One final point - don’t expect it to be quick! Some take longer than others but it’s always worth taking your time to do it properly, bearing in mind you can always go back and tweak it up later in the Tempo Map. The best thing is to have plenty of tricks up your sleeve and choose the best one(s) for the job.

Just spent an hour playing around with tempo detection. I stand by my original advice! Tempo detection is just to unpredictable on anything but stuff with good steady peaks. Try it with a squashed mix? Far quicker to tap the tempo and refine. Unless you can convince me otherwise :slight_smile:

I don’t get as elaborate as OP. But, I do do this quite frequently

I import the demo, establish approximate tempo (beat calculator)

Then I just cut and position the demo every few bars to keep it in time with my click track. Yes it jumps a bit, but who cares? I am only using it for reference. Nine times out of ten, it’s close enough for my needs ie. transferring patterns and lines.

Finally I junk the demo and decide the key and tempo-mapping of my new version.
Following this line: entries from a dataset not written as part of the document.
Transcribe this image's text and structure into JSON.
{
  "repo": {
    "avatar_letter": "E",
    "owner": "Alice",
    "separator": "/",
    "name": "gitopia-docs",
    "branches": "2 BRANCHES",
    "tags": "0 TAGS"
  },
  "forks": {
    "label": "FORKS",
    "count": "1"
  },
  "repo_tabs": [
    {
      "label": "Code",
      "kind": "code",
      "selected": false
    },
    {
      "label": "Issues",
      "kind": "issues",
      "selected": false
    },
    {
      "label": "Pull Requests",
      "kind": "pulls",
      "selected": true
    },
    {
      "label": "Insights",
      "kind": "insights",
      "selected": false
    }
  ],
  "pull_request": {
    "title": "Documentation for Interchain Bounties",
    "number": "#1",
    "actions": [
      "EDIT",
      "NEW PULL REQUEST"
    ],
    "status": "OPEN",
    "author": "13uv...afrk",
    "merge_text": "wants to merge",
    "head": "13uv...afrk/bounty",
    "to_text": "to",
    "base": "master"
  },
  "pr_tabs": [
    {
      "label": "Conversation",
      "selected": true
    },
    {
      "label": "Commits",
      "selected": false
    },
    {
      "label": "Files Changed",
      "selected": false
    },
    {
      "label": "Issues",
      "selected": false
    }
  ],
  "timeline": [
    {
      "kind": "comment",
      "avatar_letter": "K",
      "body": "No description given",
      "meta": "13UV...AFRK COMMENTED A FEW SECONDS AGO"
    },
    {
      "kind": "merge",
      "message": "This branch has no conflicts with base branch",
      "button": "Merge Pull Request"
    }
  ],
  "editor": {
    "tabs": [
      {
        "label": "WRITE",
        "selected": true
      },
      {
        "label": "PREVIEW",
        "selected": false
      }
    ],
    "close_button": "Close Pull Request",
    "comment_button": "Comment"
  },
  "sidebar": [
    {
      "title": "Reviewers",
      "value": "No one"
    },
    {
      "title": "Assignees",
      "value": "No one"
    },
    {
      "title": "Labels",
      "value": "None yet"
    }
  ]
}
Thanks for all the suggestions.

I too find that Tempo estimating tools, hit points, audio warp, timestretch and all assoicated tools etc. work only where there is a very clear beat and rhythm throughout the song. If you have no clear beat or passages without a beat or odd tempos, off beats etc these tools cause more problems than they solve. Read: Dance music OK classical /prog rock, Jazz etc. forget it. I have resorted to breaking up demo into 8 bar phrases and working on each individually using tap tempo (even this is hard work unless you have drummer to hand with a better sense of time than me!) and then gluing them all back together with cross fades. Works sufficiently well for the demo which gets deleted once I get main tracks laid down.

I find the tools a little strange especially as the original demo I am working with currently was initially recorded with a drum machine. Odd then that tempo estimation creates a tempo track that is all over the place.

Identical experience - tempo detection doesn’t work on my (not beaty) stuff. The above is fool-proof, even in my hands.

I go with tapping. Some things on any DAW just take time. Unless you work with tempo mapping every day, and even then, it probably takes longer to pull the spikes out of a full (live?) track. And with the DIY it’s you doing the setting and not the machine. Less WTF?! moments.